Indicators of Fiscal Impulse for New Zealand (WP 02/30)

Issue date: 
Sunday, 1 December 2002
Status: 
Current
View point: 
Document Date: 
Publication category: 
JEL classification: 
E62 - Fiscal Policy
H60 - National Budget, Deficit, and Debt: General

Formats and related files

This paper defines fiscal impulse as a measure of whether government fiscal policy decisions are adding to, or subtracting from, aggregate demand pressures in the economy.

Abstract

This paper defines fiscal impulse as a measure of whether government fiscal policy decisions are adding to, or subtracting from, aggregate demand pressures in the economy. When assessing the effects of fiscal policy on the economy it can be useful to have an approximate estimate of fiscal impulse. Estimates of fiscal impulse range from simple indicators based on fiscal aggregates, to more complicated approaches requiring greater use of judgement and economic theory. This paper develops reasonably simple indicators based on adjusted fiscal aggregates. It also sets out some sensitivity analysis. The indicators reflect intuitive assessments about changes in New Zealand fiscal policy over the last decade and looking forward into the forecast period.
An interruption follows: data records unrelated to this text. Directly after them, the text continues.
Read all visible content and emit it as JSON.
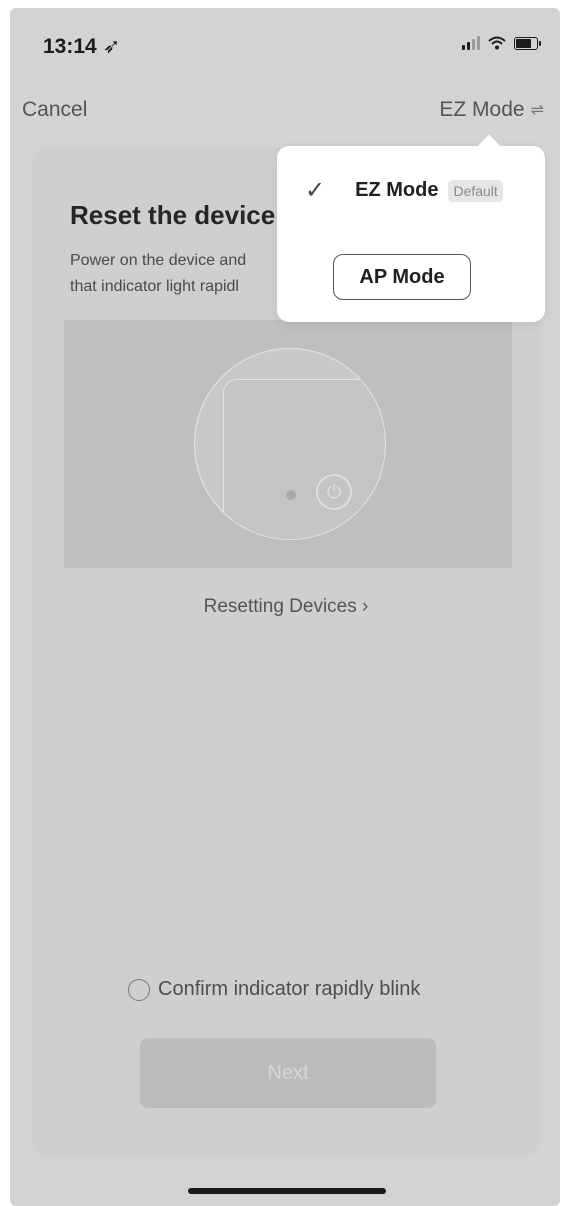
{
  "status_bar": {
    "time": "13:14",
    "location_icon": "location-arrow-icon",
    "signal_icon": "signal-icon",
    "wifi_icon": "wifi-icon",
    "battery_icon": "battery-icon"
  },
  "nav": {
    "cancel_label": "Cancel",
    "mode_label": "EZ Mode",
    "mode_icon": "swap-icon"
  },
  "content": {
    "title": "Reset the device",
    "description_line1": "Power on the device and",
    "description_line2": "that indicator light rapidl",
    "reset_link": "Resetting Devices ›",
    "confirm_label": "Confirm indicator rapidly blink",
    "confirm_checked": false,
    "next_button": "Next"
  },
  "mode_popup": {
    "ez_mode_label": "EZ Mode",
    "ez_mode_selected": true,
    "default_badge": "Default",
    "ap_mode_label": "AP Mode"
  },
  "colors": {
    "overlay_bg": "#d3d3d3",
    "popup_bg": "#ffffff",
    "text_dark": "#1f1f1f"
  }
}
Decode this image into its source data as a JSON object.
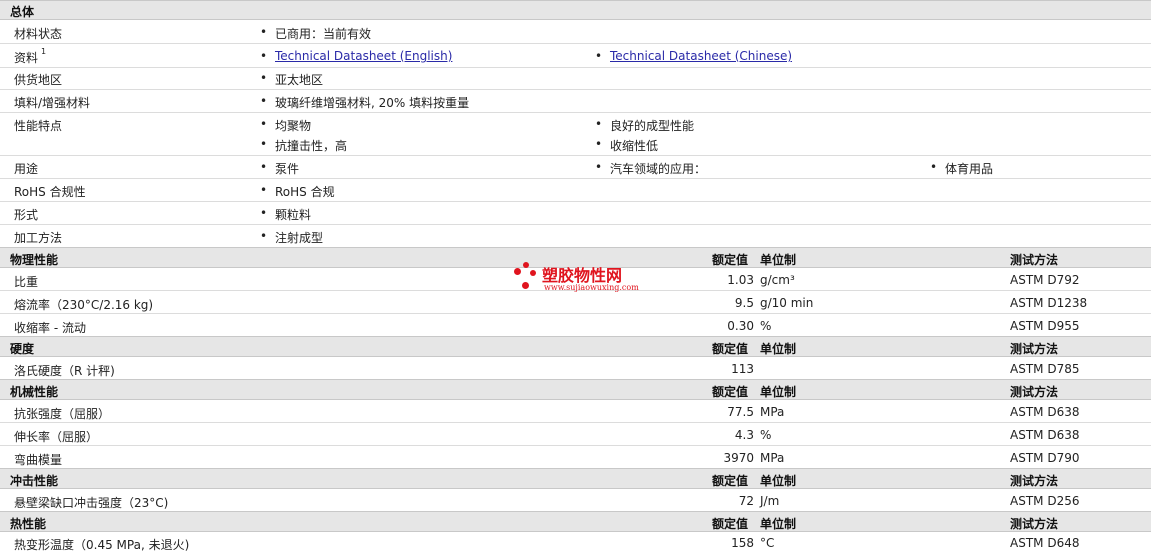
{
  "general": {
    "title": "总体",
    "rows": {
      "status": {
        "label": "材料状态",
        "value": "已商用：当前有效"
      },
      "docs": {
        "label": "资料",
        "sup": "1",
        "link1": "Technical Datasheet (English)",
        "link2": "Technical Datasheet (Chinese)"
      },
      "region": {
        "label": "供货地区",
        "value": "亚太地区"
      },
      "filler": {
        "label": "填料/增强材料",
        "value": "玻璃纤维增强材料, 20% 填料按重量"
      },
      "features": {
        "label": "性能特点",
        "v1": "均聚物",
        "v2": "良好的成型性能",
        "v3": "抗撞击性，高",
        "v4": "收缩性低"
      },
      "uses": {
        "label": "用途",
        "v1": "泵件",
        "v2": "汽车领域的应用：",
        "v3": "体育用品"
      },
      "rohs": {
        "label": "RoHS 合规性",
        "value": "RoHS 合规"
      },
      "form": {
        "label": "形式",
        "value": "颗粒料"
      },
      "process": {
        "label": "加工方法",
        "value": "注射成型"
      }
    }
  },
  "headers": {
    "nominal": "额定值",
    "unit": "单位制",
    "method": "测试方法"
  },
  "physical": {
    "title": "物理性能",
    "rows": [
      {
        "label": "比重",
        "value": "1.03",
        "unit": "g/cm³",
        "method": "ASTM D792"
      },
      {
        "label": "熔流率（230°C/2.16 kg)",
        "value": "9.5",
        "unit": "g/10 min",
        "method": "ASTM D1238"
      },
      {
        "label": "收缩率 - 流动",
        "value": "0.30",
        "unit": "%",
        "method": "ASTM D955"
      }
    ]
  },
  "hardness": {
    "title": "硬度",
    "rows": [
      {
        "label": "洛氏硬度（R 计秤)",
        "value": "113",
        "unit": "",
        "method": "ASTM D785"
      }
    ]
  },
  "mechanical": {
    "title": "机械性能",
    "rows": [
      {
        "label": "抗张强度（屈服）",
        "value": "77.5",
        "unit": "MPa",
        "method": "ASTM D638"
      },
      {
        "label": "伸长率（屈服）",
        "value": "4.3",
        "unit": "%",
        "method": "ASTM D638"
      },
      {
        "label": "弯曲模量",
        "value": "3970",
        "unit": "MPa",
        "method": "ASTM D790"
      }
    ]
  },
  "impact": {
    "title": "冲击性能",
    "rows": [
      {
        "label": "悬壁梁缺口冲击强度（23°C)",
        "value": "72",
        "unit": "J/m",
        "method": "ASTM D256"
      }
    ]
  },
  "thermal": {
    "title": "热性能",
    "rows": [
      {
        "label": "热变形温度（0.45 MPa, 未退火)",
        "value": "158",
        "unit": "°C",
        "method": "ASTM D648"
      }
    ]
  },
  "watermark": {
    "name": "塑胶物性网",
    "url": "www.sujiaowuxing.com"
  }
}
Although estimates are relatively insensitive to alternative assumptions, this is likely to be the result of the relative stability of the time period under consideration. Simple indicators of fiscal impulse have limitations. At best they can only provide an indication of the first round impact of changes in discretionary fiscal policy. A more complete assessment of the effects of fiscal policy on the economy requires a full-scale macroeconomic model, perhaps complemented with time series analysis.

Acknowledgements

Renee Philip is currently on secondment from the New Zealand Treasury to the Reserve Bank of New Zealand.

The authors would like to thank Steve Leith, Heather Kirkham, Glenn Phillips, Andrew Crisp, and Brendon Riches for comments and assistance with the calculations. Thanks also to participants at the Treasury’s Macroeconomic Reading Group for their indirect input via discussions on recent fiscal policy literature. This paper has benefited from comments received at presentations made at the Treasury and the Reserve Bank in June 2002.

An earlier version of this paper was presented at the Bank of Italy Workshop on Fiscal Impact held in Perugia, March 2002.

 

Disclaimer

The views expressed in this Working Paper are those of the authors and do not necessarily reflect the views of the New Zealand Treasury. The paper is presented not as policy, but with a view to inform and stimulate wider debate.

Last updated: 
Tuesday, 23 October 2007